(Website and app data records)
········

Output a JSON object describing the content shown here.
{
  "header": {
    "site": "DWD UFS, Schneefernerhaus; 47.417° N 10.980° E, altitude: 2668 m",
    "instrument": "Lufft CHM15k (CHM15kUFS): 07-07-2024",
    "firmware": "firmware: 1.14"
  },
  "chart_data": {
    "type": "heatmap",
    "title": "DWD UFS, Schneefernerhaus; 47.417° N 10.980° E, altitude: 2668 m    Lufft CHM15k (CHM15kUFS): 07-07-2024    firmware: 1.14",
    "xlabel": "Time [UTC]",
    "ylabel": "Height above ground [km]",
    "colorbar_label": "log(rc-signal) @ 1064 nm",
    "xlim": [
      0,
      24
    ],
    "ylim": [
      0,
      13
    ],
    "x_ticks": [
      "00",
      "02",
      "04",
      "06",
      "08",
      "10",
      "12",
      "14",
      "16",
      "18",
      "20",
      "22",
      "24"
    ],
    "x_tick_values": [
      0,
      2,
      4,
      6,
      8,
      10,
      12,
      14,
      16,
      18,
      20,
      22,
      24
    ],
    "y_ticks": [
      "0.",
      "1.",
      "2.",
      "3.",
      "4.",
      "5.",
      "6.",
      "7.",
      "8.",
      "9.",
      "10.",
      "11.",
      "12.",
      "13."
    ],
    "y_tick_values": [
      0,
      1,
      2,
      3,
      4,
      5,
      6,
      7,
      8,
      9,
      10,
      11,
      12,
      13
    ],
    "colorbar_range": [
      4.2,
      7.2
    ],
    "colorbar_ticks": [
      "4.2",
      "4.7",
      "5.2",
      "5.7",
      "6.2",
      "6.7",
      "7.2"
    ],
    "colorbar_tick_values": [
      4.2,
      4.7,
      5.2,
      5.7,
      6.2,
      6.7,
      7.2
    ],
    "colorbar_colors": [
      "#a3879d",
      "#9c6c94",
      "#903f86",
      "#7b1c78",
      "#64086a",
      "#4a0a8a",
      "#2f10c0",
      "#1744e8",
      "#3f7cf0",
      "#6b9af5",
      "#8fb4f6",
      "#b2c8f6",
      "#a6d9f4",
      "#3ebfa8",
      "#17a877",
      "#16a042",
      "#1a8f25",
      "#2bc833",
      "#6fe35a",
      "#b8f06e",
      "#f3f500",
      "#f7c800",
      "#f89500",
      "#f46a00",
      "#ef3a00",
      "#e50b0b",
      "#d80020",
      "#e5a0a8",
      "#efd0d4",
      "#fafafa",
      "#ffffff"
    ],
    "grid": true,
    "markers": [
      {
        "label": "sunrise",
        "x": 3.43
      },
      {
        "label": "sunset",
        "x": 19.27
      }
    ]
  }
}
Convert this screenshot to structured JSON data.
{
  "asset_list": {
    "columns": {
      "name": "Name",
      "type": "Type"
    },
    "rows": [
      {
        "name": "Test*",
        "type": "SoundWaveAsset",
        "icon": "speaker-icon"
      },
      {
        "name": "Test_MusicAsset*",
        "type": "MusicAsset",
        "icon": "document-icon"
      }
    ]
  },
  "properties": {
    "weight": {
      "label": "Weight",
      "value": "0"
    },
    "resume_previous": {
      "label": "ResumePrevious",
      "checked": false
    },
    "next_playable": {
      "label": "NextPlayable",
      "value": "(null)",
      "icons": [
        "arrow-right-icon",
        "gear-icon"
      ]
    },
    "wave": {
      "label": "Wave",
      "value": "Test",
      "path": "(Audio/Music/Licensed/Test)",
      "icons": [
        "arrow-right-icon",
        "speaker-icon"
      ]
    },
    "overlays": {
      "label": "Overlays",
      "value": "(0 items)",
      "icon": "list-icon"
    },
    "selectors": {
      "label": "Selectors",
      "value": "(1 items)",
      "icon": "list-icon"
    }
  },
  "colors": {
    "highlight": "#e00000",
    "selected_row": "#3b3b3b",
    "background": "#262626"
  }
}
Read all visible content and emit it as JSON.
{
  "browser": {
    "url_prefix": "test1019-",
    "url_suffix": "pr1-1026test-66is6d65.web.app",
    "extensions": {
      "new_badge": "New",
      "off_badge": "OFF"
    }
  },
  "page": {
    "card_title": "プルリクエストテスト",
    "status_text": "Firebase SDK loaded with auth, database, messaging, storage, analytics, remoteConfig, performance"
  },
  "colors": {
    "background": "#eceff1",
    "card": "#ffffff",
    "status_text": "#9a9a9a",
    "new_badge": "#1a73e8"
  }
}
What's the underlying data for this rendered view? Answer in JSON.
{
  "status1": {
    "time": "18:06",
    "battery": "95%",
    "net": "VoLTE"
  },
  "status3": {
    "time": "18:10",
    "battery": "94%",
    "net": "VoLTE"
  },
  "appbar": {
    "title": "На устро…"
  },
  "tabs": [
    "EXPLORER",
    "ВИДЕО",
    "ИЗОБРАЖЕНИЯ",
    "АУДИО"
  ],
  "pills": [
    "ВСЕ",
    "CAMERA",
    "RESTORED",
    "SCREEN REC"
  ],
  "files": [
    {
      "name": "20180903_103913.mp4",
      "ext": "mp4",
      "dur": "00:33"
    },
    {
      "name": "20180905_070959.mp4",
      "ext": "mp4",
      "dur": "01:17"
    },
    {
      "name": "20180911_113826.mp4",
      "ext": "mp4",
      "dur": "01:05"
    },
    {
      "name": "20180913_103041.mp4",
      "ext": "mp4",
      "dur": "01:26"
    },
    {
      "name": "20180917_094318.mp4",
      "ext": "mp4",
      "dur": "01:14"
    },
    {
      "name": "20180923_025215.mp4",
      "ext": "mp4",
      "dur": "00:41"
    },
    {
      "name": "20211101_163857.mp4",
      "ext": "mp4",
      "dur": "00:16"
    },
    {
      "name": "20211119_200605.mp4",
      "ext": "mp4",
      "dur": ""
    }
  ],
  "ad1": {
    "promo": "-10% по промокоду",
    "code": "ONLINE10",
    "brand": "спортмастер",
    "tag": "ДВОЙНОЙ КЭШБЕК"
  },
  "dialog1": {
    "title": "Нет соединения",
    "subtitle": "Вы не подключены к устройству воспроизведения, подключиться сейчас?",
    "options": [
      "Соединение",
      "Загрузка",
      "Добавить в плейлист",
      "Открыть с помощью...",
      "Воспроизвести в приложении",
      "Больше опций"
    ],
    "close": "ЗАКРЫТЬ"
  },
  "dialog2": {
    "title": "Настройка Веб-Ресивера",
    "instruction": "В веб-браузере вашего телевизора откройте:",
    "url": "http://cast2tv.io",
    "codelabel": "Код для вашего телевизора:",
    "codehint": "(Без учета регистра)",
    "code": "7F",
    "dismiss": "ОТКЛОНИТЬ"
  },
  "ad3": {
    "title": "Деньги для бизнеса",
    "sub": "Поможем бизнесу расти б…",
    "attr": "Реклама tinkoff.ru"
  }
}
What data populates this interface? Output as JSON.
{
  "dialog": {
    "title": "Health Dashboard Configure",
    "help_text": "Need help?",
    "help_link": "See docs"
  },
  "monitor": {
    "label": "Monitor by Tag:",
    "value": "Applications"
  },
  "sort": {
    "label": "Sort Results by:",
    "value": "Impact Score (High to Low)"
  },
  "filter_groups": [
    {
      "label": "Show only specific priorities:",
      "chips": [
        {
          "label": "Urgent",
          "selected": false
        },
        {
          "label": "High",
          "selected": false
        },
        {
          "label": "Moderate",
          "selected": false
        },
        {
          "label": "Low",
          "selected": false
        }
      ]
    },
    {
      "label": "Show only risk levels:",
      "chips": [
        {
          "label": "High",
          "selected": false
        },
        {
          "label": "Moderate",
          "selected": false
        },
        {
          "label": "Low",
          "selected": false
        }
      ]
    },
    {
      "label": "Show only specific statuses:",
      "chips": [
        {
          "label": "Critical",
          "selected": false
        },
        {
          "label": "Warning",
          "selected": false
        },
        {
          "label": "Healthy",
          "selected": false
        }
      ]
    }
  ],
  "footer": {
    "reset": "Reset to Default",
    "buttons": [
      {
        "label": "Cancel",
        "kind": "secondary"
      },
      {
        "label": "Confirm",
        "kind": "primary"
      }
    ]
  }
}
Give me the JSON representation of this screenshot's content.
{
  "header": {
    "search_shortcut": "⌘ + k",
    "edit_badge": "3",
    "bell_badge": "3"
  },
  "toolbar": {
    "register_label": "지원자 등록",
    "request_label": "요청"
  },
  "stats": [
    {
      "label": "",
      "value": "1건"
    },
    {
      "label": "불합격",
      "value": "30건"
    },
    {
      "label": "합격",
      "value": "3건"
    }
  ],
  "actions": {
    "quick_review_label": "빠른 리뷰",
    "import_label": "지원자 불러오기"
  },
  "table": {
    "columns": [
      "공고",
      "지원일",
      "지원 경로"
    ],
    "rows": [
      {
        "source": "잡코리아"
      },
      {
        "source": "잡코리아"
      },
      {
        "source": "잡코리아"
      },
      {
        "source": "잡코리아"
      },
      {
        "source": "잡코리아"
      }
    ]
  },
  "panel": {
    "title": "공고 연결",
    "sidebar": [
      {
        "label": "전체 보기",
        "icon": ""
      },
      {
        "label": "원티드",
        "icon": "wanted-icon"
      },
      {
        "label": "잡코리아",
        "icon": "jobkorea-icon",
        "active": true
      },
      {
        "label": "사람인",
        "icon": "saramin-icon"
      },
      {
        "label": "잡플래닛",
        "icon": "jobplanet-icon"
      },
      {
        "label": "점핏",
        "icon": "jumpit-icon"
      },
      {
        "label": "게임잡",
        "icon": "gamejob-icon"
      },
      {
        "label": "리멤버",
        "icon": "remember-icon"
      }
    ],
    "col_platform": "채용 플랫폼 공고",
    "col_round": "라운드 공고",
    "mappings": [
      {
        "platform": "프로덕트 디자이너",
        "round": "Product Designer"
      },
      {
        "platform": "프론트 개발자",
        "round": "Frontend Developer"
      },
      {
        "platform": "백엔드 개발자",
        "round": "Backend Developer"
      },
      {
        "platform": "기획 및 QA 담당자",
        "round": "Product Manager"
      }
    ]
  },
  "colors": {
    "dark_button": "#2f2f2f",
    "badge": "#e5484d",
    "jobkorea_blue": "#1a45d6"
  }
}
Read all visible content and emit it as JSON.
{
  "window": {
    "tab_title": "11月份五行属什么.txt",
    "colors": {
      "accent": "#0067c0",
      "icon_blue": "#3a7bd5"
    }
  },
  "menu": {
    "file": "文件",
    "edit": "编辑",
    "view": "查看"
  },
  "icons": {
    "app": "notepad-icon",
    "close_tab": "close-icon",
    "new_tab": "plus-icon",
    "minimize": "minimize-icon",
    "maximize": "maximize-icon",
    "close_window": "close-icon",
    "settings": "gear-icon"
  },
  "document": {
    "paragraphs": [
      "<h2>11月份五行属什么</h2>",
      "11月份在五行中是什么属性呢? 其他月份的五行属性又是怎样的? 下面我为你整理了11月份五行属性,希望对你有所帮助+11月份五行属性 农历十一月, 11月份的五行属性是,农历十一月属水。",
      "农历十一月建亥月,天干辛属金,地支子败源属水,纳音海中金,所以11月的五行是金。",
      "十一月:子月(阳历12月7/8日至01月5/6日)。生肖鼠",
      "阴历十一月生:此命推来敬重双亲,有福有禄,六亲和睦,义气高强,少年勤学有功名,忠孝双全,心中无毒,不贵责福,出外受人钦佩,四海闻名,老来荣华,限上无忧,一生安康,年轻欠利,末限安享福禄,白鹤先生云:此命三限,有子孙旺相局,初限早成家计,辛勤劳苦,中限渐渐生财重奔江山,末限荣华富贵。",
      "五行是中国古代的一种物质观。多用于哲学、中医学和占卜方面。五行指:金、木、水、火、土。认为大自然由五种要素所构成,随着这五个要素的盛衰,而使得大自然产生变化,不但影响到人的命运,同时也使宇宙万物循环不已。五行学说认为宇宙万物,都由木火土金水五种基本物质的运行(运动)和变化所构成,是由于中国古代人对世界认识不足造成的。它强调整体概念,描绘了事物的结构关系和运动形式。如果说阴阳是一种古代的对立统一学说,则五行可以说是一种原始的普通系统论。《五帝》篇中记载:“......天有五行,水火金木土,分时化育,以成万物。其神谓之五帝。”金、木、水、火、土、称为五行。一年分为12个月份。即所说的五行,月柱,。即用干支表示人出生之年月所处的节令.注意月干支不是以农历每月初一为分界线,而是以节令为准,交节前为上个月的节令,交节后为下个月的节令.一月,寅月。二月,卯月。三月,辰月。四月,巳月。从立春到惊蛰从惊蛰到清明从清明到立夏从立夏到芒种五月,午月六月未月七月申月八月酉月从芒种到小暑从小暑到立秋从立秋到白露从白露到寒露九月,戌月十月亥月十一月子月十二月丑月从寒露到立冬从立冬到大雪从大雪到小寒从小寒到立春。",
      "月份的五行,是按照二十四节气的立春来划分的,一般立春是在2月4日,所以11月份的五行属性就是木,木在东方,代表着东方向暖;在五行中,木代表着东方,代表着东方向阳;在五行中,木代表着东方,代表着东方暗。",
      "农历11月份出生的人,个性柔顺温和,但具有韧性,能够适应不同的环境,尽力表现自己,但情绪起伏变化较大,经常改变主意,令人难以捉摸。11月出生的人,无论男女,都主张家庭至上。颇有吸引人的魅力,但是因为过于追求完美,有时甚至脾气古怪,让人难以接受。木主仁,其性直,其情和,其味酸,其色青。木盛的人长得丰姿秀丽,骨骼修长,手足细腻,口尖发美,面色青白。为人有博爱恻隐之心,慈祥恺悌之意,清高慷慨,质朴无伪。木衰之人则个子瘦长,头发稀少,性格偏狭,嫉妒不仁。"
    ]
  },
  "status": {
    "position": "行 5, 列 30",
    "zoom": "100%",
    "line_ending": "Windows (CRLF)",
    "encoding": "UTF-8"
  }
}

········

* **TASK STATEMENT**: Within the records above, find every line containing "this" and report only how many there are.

* **REPLY TO THE EXERCISE**: 4